All in the family

All in the family

It’s a family affair in the Wentzville School District as the Schulte family occupies both teaching and administrative posts

By Brett Auten

You have heard the expression, the apple doesn’t fall far from the tree.

For the Schulte family, it is more like a whole bushel.

It’s a family affair in the Wentzville School District with a Schulte representative spread near and far.

At the core is John and Matt Schulte and their sister Ellen Eikel. John is the assistant superintendent of admission services for the district. Matt is the principal at the newly-opened Wabash Elementary and Ellen is a fifth-grade teacher at Lakeview Elementary.

But it doesn’t just end there. 

Both of John’s and Matt’s spouses also teach in the Wentzville School District while Ellen’s is an administrator in the Parkway School District. 

This lifelong dedication to education got its initial start over 40 years ago. The Schultes are lifelong St. Charles County residents and St. Dominic graduates. Their father, Steven, spent 32 years as a math teacher in the Pattonville School District and their mother, Barbara, was also a teacher. So were many cousins and aunts as well. 

Education has long been an important part of the family and it continues to be. It has been ingrained in the Schultes to do their part to put positive change in the community, whether it be a restaurant manager, teacher or some other sort of community service. 

Ellen, being the oldest, was the first to follow in her families’ footsteps. 

“Without a doubt, the biggest influence on my career was my dad,” Eikel said. “It felt like a calling. My entire family is always doing some sort of service. It’s how our family rolls. We see a need for help and we just do it.”

The brothers were both interested in a lot of different things. In high school, both were accepted into the Junior Achievement program where one of the obligations was to teach lessons to students in lower grades.

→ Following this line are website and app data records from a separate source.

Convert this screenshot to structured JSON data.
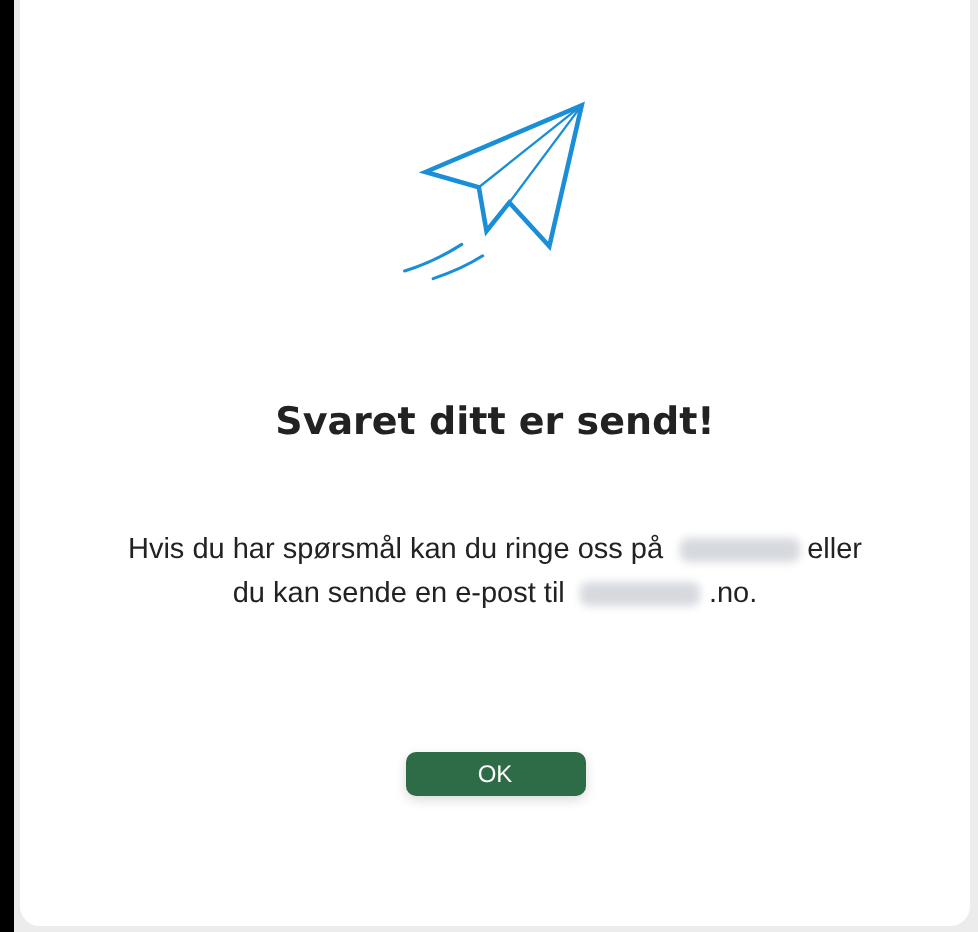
{
  "dialog": {
    "title": "Svaret ditt er sendt!",
    "message": [
      {
        "kind": "text",
        "text": "Hvis du har spørsmål kan du ringe oss på"
      },
      {
        "kind": "redacted"
      },
      {
        "kind": "text",
        "text": "eller"
      },
      {
        "kind": "break"
      },
      {
        "kind": "text",
        "text": "du kan sende en e-post til"
      },
      {
        "kind": "redacted"
      },
      {
        "kind": "tail",
        "text": ".no."
      }
    ],
    "button": "OK"
  }
}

Both brothers found the experience to be extremely rewarding. 

“I thought, maybe (teaching) is cut out for me,” Matt, 39, said. “And from there I kept going.”

The Wentzville School District has been booming and the Schultes have had a front row seat. Though they have each spent time in neighboring or nearby school districts, all of them have been with Wentzville long enough to see the numbers rise like mercury on a summer afternoon.

The district – with an estimated 16,000 students – has grown more than any other school district in the state over the past decade. With that growth has come 11 new schools built and the addition of 10,000 students since 2000.

With no slowdown in site, some speculate that the district could reach 22-23,000 in less than 10 years. Over this expansion, the district has dumped hundreds of millions into buildings including two elementary schools, Wabash and Stone Creek, opening this year.

“In the same week we are opening two buildings and it’s the second time this has happened in the last couple of years,” John Schulte said. 

This is John’s 15th year in the Wentzville district and has seen the growth happen right before his eyes. When the 41-year-old started, there were around 6,000 students in the district. 

“The new development hadn’t taken off, but it was on the verge,” he said. “At the time, you could follow I-70 and Highway N and watch it expand with new subdivisions. It’s unique to be a part of. I got to see the overall community grow. We got to see which part was going to blow up with housing next.”

At the recently-opened Wabash Elementary, Matt feels the growth firsthand.

“There are so many neighborhoods circling me that are either in phase two or three of construction and others they are just breaking ground,” Schulte said. “The growth continues to push from every perspective. At Wabash, we were expecting 750 students in August and, as of today, we are at 805.”

There doesn’t look to be a plateau as nearly 1,500 new residential building permits were issued in 2016.

“Every year we are getting 5-600 student increase and that rejuvenates everyone,” Schulte said. “It’s a lot of work and pre-planning but the excitement of it, whether it’s with the employees or the community, weighs more than that.”

After school hours, if it’s a nephew’s birthday or a big holiday, the Schulte’s try their best to keep the shop talk to a minimum.

“It’s a lot more about what the kids are up with all of their activities and athletics,” John said.

But eventually, the conversation turns. It is almost impossible for it not to.

“Inevitably it circles back to different trends in education, what we see, what we hear,” Matt said. “We compare notes and ideas.”

“We throw out lot of acronyms and talk a lot of lingo,” Eikel said. “The others are bored to death, but we enjoy it.”